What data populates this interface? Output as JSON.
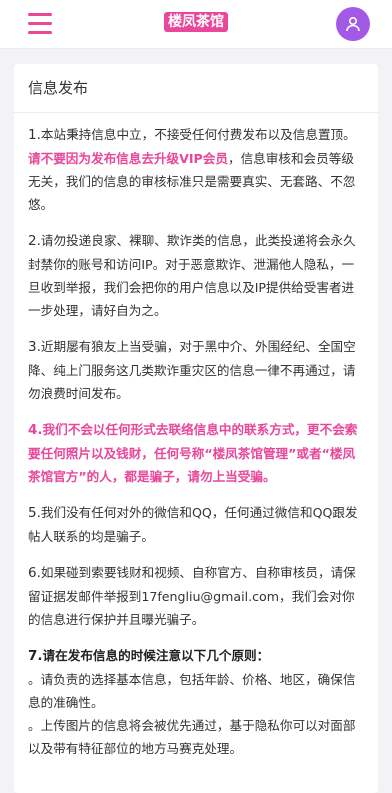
{
  "header": {
    "brand": "楼凤茶馆",
    "menu_icon": "hamburger-menu-icon",
    "user_icon": "user-icon",
    "accent": "#e8479a",
    "avatar_color": "#a259e6"
  },
  "card": {
    "title": "信息发布",
    "p1_num": "1.",
    "p1_a": "本站秉持信息中立，不接受任何付费发布以及信息置顶。",
    "p1_b": "请不要因为发布信息去升级VIP会员",
    "p1_c": "，信息审核和会员等级无关，我们的信息的审核标准只是需要真实、无套路、不忽悠。",
    "p2_num": "2.",
    "p2": "请勿投递良家、裸聊、欺诈类的信息，此类投递将会永久封禁你的账号和访问IP。对于恶意欺诈、泄漏他人隐私，一旦收到举报，我们会把你的用户信息以及IP提供给受害者进一步处理，请好自为之。",
    "p3_num": "3.",
    "p3": "近期屡有狼友上当受骗，对于黑中介、外围经纪、全国空降、纯上门服务这几类欺诈重灾区的信息一律不再通过，请勿浪费时间发布。",
    "p4_num": "4.",
    "p4": "我们不会以任何形式去联络信息中的联系方式，更不会索要任何照片以及钱财，任何号称“楼凤茶馆管理”或者“楼凤茶馆官方”的人，都是骗子，请勿上当受骗。",
    "p5_num": "5.",
    "p5": "我们没有任何对外的微信和QQ，任何通过微信和QQ跟发帖人联系的均是骗子。",
    "p6_num": "6.",
    "p6": "如果碰到索要钱财和视频、自称官方、自称审核员，请保留证据发邮件举报到17fengliu@gmail.com，我们会对你的信息进行保护并且曝光骗子。",
    "p7_num": "7.",
    "p7_title": "请在发布信息的时候注意以下几个原则：",
    "p7_items": [
      "。请负责的选择基本信息，包括年龄、价格、地区，确保信息的准确性。",
      "。上传图片的信息将会被优先通过，基于隐私你可以对面部以及带有特征部位的地方马赛克处理。"
    ]
  }
}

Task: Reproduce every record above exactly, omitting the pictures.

The answer:
What data populates this interface? Output as JSON.
{
  "header": {
    "brand": "楼凤茶馆",
    "menu_icon": "hamburger-menu-icon",
    "user_icon": "user-icon",
    "accent": "#e8479a",
    "avatar_color": "#a259e6"
  },
  "card": {
    "title": "信息发布",
    "p1_num": "1.",
    "p1_a": "本站秉持信息中立，不接受任何付费发布以及信息置顶。",
    "p1_b": "请不要因为发布信息去升级VIP会员",
    "p1_c": "，信息审核和会员等级无关，我们的信息的审核标准只是需要真实、无套路、不忽悠。",
    "p2_num": "2.",
    "p2": "请勿投递良家、裸聊、欺诈类的信息，此类投递将会永久封禁你的账号和访问IP。对于恶意欺诈、泄漏他人隐私，一旦收到举报，我们会把你的用户信息以及IP提供给受害者进一步处理，请好自为之。",
    "p3_num": "3.",
    "p3": "近期屡有狼友上当受骗，对于黑中介、外围经纪、全国空降、纯上门服务这几类欺诈重灾区的信息一律不再通过，请勿浪费时间发布。",
    "p4_num": "4.",
    "p4": "我们不会以任何形式去联络信息中的联系方式，更不会索要任何照片以及钱财，任何号称“楼凤茶馆管理”或者“楼凤茶馆官方”的人，都是骗子，请勿上当受骗。",
    "p5_num": "5.",
    "p5": "我们没有任何对外的微信和QQ，任何通过微信和QQ跟发帖人联系的均是骗子。",
    "p6_num": "6.",
    "p6": "如果碰到索要钱财和视频、自称官方、自称审核员，请保留证据发邮件举报到17fengliu@gmail.com，我们会对你的信息进行保护并且曝光骗子。",
    "p7_num": "7.",
    "p7_title": "请在发布信息的时候注意以下几个原则：",
    "p7_items": [
      "。请负责的选择基本信息，包括年龄、价格、地区，确保信息的准确性。",
      "。上传图片的信息将会被优先通过，基于隐私你可以对面部以及带有特征部位的地方马赛克处理。"
    ]
  }
}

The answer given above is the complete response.